Stored data entries
....
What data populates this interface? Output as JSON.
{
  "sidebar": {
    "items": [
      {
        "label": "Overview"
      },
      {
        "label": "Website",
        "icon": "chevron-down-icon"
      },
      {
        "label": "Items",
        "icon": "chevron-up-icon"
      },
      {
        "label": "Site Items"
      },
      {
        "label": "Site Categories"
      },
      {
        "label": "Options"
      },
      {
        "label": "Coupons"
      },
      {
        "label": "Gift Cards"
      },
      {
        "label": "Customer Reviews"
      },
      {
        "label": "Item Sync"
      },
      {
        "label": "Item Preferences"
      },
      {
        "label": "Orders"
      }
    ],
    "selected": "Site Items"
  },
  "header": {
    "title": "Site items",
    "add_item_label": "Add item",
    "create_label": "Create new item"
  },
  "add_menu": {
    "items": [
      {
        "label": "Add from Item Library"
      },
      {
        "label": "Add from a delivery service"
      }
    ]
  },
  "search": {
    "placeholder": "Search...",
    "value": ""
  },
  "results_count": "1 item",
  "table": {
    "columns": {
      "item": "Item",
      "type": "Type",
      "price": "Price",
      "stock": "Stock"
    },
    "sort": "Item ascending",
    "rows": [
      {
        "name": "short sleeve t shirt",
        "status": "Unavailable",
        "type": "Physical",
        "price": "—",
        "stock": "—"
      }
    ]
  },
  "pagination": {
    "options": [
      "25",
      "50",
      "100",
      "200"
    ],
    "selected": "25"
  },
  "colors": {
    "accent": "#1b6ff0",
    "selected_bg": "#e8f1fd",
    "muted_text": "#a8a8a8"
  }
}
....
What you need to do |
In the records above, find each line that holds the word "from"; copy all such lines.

Exercise result |
        "label": "Add from Item Library"
        "label": "Add from a delivery service"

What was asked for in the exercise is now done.